Here’s five examples:
- Anyone, at any time saying the immortal words “that’s not in my job description”.
- Look at the level of absenteeism. High levels of absence are a symptom that people need smaller excuses not to show up for work. If they were more engaged they’d want to be working and finding ways to show up despite their issues.
- Analyse your error rates/corrections/bugs/returns/escalations or whatever your enterprise qualifies as something going wrong (the lean movement would call this ‘failure demand’ because it’s a wasteful demand on your resources derived from a failure to do things properly). Errors and problems in delivery are a symptom that people don’t care enough to get it right the first time and likely don’t care enough to try and correct the underlying issue that gave rise to the problem in the first place.
- Track how many suggestions for improvements and how distributed they are across your teams. If no-one is suggesting any improvements no-one is engaged to care enough. If only a small fraction of the employees are generating ideas to make things better then you only have pockets of engagement.
- Stand in the middle of your workplace just before 5.30 (or whatever time ‘official’ hours of work end). If on the stroke of 5.30 everyone gets up and starts leaving you have a problem. Unless they’re all super-organised machines of efficiency, it probably means they’ve been clock watching since 5pm, winding down, not starting anything, started packing their bags at 5.15, shutting down the computer at 5.20, waiting for the instant they can be out the door ‘legally’. Engaged people don’t clock-watch because the time they finish isn’t important – doing the job right is.
There’s also the added benefit that signs and symptoms – observed behaviours – are easier to talk about and address because they’re out in the open rather than a state of mind. e.g. “I saw you earlier throwing a report across the room, how come you’re that worked up?” vs “Why are you pissed off and not engaged with this project?”. The former gives you an ‘in’ that can’t be refuted (everyone saw the report fly across the room) and allows the employee to unpack their thinking on it. The latter assumes what’s going on in their head and pre-judges, which leaves much less room to address the underlying issue(s) in a way that won’t feel confrontational.
By getting people to talk about expressed behaviour first, you can get to the motivations in a more constructive way. If you pile in trying to talk about their inner world, making assumptions and judgements, all you’ll do is get their back up and make things worse.

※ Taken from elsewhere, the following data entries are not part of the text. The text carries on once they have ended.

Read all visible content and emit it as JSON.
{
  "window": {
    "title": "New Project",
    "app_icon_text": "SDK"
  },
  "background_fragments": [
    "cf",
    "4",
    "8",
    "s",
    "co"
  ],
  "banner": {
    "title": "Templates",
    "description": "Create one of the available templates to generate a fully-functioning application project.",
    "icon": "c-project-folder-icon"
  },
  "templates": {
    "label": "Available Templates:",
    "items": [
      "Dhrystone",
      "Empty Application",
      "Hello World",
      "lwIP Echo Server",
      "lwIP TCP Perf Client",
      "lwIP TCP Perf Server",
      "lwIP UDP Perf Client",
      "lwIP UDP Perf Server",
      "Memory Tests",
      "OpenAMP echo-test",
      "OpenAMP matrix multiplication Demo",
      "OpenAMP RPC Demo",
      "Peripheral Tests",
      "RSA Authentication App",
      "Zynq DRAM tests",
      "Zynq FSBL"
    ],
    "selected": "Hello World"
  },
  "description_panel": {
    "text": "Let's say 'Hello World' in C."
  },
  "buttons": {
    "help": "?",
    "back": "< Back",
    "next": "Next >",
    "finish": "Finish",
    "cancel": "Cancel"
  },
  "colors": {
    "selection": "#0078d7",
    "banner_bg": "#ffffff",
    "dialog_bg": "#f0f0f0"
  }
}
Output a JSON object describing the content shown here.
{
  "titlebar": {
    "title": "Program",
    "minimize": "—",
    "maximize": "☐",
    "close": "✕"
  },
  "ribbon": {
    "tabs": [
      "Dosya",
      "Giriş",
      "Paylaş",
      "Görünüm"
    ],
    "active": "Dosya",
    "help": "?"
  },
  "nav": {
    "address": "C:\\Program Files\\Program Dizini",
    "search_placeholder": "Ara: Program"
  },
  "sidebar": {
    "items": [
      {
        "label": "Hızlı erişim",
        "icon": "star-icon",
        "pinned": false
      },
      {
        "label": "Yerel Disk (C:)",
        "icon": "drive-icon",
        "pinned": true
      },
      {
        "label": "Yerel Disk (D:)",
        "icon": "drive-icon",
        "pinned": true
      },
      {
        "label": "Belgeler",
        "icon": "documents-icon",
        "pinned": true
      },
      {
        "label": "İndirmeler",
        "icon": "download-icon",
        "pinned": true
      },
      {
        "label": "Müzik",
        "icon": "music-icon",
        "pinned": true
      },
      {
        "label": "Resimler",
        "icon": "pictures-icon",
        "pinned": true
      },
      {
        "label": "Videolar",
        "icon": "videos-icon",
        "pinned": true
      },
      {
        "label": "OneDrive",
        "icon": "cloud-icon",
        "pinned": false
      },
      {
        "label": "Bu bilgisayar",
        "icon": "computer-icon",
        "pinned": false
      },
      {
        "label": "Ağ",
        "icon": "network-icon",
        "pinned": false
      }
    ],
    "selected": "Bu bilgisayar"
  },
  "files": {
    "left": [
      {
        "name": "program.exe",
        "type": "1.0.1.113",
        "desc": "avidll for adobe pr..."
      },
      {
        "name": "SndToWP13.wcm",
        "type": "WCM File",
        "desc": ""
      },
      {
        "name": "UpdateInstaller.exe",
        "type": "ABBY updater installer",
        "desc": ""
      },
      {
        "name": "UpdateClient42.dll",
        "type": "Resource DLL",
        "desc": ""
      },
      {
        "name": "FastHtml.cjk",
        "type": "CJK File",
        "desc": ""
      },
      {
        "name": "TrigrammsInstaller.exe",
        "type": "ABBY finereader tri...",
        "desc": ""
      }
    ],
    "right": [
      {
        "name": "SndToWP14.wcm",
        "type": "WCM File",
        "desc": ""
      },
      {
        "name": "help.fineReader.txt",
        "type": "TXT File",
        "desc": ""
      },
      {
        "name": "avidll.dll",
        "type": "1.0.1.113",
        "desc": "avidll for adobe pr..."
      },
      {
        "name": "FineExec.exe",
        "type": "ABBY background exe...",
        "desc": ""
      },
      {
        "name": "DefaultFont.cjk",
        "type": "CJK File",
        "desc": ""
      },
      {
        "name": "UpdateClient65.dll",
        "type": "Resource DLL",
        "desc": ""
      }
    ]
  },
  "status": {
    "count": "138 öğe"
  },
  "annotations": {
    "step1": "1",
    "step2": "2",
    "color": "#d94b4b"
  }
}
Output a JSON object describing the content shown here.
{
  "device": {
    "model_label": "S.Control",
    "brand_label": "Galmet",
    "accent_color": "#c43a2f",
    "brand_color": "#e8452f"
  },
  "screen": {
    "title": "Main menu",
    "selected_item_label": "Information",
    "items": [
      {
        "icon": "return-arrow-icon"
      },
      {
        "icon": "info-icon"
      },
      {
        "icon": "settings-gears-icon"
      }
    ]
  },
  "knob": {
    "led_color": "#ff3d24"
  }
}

All this alternative ‘method’ of determining employee engagement requires you to do is undertake is one of the most valuable, insightful functions as a manager: simply shut up and observe. Watch and listen closely and you’ll learn tons.

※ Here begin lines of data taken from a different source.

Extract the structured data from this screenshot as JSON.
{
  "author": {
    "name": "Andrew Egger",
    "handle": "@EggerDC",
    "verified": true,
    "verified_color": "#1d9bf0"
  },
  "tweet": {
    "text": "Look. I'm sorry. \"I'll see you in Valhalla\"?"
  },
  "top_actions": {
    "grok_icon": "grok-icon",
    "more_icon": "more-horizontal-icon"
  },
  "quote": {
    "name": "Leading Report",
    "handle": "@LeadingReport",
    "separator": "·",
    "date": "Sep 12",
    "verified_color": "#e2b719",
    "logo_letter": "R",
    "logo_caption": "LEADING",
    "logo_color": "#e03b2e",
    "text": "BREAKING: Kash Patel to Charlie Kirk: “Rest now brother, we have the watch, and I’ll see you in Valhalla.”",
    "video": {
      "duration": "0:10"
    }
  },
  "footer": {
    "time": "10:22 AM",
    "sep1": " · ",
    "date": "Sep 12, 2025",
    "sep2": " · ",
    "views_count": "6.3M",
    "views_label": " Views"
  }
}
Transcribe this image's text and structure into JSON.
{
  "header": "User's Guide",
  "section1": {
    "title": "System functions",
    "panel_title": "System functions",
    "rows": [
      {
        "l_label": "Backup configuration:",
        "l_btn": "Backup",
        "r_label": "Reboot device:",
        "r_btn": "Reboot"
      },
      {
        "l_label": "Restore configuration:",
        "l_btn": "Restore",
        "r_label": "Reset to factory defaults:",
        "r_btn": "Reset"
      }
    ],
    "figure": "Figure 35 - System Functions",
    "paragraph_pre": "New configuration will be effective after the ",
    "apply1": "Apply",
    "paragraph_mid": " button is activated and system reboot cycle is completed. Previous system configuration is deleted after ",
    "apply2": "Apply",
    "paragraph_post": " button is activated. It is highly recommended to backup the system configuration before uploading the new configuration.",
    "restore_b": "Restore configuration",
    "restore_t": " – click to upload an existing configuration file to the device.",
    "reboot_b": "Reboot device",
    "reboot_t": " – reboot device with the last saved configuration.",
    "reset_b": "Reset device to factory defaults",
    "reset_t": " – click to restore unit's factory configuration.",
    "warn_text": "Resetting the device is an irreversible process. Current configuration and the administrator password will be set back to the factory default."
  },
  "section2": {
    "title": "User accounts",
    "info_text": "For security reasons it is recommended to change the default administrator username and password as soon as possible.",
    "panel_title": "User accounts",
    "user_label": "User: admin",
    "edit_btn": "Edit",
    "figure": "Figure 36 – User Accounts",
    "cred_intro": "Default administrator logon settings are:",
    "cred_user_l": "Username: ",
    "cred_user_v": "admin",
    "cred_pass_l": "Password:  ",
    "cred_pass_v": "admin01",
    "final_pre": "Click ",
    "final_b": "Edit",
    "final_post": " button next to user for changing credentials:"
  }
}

If that doesn’t work you can always take a leaf out of Amazon’s book and simply ask “How much should you offer employees to Pay to Quit?” I’m guessing the size and range of numbers you get back would be a pretty good indicator!